The American man accused of killing seven people during an Independence Day parade in Chicago confessed to police that he fled to the Madison, Wisconsin area, where he was considering shooting an event there, officials say. authorities.
Most important points:
- The prosecutor said the suspect confessed to the Chicago attack after being detained
- Police say he was considering another attack after seeing another Independence Day celebration in Madison, Wisconsin
- Police say the 21-year-old suspect had legally purchased the rifle used in the attack in the past year
The suspect returned to Illinois, where he was later arrested after deciding he was unwilling to commit a shooting in Wisconsin, Lake County Major Crime Task Force spokesman Christopher Covelli said at a news conference after a hearing where the 21-year-old old man was refused tape.
The parade shooting left another American community—this time the affluent Highland Park, home to about 30,000 people near the shore of Lake Michigan—totter.
More than two dozen people were injured, some seriously, and hundreds of protesters, parents and children fled in panic.
Deputy Chief Covelli said it didn’t appear the suspect had planned another attack in Wisconsin, but fled there, saw another Independence Day celebration and “seriously considered” firing at it.
The attacker had dumped the rifle he was using in Illinois, but he was still carrying a rifle and about 60 bullets, Deputy Chief Constable Covelli said.
Police later found his phone in Middleton, Wisconsin, about 150 miles from Highland Park.
Hours before his arrest, police warned that the gunman was still at large and that he should be considered armed and dangerous. Several nearby towns have canceled events, including parades and fireworks.
Lake County’s assistant attorney Ben Dillon said in court that the gunman “looked in his sights, aimed” and fired at people across the street.
He left the shells of 83 bullets and three ammunition magazines on the roof.
Some of the injured were still in critical condition in hospital, deputy chief Covelli said, and the death toll could rise.

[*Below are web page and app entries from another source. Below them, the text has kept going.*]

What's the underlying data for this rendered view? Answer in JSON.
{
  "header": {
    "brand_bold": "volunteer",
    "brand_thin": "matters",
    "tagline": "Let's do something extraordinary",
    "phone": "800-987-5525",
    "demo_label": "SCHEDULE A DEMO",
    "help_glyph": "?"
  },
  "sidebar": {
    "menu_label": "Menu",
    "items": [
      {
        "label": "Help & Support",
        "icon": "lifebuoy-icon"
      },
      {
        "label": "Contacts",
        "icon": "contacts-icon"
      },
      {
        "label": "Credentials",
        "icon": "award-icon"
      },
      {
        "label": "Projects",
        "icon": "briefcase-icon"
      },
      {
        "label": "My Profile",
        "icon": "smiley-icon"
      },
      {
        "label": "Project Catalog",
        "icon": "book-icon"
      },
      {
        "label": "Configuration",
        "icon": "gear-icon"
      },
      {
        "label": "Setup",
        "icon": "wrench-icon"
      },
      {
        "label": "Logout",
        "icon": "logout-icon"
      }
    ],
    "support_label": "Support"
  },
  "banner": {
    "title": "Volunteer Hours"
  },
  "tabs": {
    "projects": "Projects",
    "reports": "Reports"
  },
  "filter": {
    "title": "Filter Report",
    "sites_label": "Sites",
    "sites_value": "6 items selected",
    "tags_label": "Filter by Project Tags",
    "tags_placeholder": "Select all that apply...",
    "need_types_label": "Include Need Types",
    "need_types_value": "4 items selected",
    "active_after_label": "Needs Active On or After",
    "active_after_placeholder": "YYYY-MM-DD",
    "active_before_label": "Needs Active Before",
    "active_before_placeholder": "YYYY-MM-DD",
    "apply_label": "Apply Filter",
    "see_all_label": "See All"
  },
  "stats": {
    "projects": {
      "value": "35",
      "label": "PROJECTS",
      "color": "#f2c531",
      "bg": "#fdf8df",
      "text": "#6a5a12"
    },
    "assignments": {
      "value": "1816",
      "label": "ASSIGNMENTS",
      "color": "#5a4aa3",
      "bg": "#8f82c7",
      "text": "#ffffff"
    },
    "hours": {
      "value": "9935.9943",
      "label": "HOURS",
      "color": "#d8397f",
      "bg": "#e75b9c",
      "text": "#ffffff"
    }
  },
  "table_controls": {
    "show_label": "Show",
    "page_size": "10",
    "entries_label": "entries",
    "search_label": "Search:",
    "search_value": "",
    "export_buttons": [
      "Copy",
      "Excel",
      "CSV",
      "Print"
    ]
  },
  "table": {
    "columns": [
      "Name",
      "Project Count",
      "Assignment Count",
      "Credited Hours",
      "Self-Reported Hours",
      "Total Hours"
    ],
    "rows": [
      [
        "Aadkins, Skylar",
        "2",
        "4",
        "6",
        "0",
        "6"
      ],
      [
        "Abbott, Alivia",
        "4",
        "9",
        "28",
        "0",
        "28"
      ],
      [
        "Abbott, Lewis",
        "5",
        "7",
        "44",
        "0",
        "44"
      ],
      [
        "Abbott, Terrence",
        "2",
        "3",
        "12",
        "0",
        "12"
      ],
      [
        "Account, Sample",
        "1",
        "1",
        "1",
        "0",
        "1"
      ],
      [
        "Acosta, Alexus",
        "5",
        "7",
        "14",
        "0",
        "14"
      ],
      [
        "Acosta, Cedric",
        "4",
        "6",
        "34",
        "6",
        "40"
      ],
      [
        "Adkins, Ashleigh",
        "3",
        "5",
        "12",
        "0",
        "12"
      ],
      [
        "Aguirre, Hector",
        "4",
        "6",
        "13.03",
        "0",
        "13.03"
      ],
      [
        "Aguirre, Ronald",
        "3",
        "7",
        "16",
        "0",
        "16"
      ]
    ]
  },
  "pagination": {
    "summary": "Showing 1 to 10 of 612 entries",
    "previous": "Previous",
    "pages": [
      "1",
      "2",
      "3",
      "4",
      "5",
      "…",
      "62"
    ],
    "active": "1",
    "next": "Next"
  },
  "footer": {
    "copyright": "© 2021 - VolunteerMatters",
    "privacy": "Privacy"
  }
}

Lake County State Attorney Eric Rinehart said he planned to charge every injured person with attempted murder and aggravated battery with a firearm.
“Many, many more charges will follow,” he said at a news conference, estimating those charges would be announced later this month.
The suspect, Robert Crimo III, was wearing a black long-sleeved shirt when he appeared in court on video. He showed little emotion when the prosecutor described the shooting, saying little more than to tell the judge he didn’t have a lawyer.
Ben Dillon, a prosecutor, told the court that the suspect confessed to the July 4 attack after being detained.
Suspected gunman known to police
Questions arose about how Crimo could have circumvented Illinois’ relatively strict gun laws to legally purchase five weapons, including the rifle used in the shooting, despite authorities being called to his home twice in 2019 over threats of assault. violence and suicide.
Police went to the house after a call from a relative who said Crimo threatened to “kill everyone” there.
Deputy chief Covelli said on Tuesday that police seized 16 knives, a dagger and a sword, but said there was no sign that he had any weapons at the time, in September 2019.
Police also responded to a reported suicide attempt by the suspect in April 2019, Deputy Chief Covelli said.
Crimo legally purchased the rifle used in the Illinois attack over the past year, Deputy Chief Covelli said.
In total, police said, he bought five firearms, which were recovered by officers at his father’s home.
The revelation about his gun purchases is just the latest example of young men being able to acquire guns and commit massacres in recent months, despite clear warning signs about their mental health and propensity for violence.
The Illinois state police, which issues licenses to gun owners, said Crimo applied for a license in December 2019, when he was 19. His father sponsored his application.
State police have defended how the application was handled, saying there was “inadequate basis at the time to determine an obvious and present danger” and refusing the application, the state police said in a statement.
Investigators who questioned the suspect and reviewed his social media posts have found no motive or any indication that he had targeted victims based on race, religion or other protected status, Deputy Chief Covelli said.
The gunman initially evaded arrest by dressing as a woman and blending in with the fleeing crowd.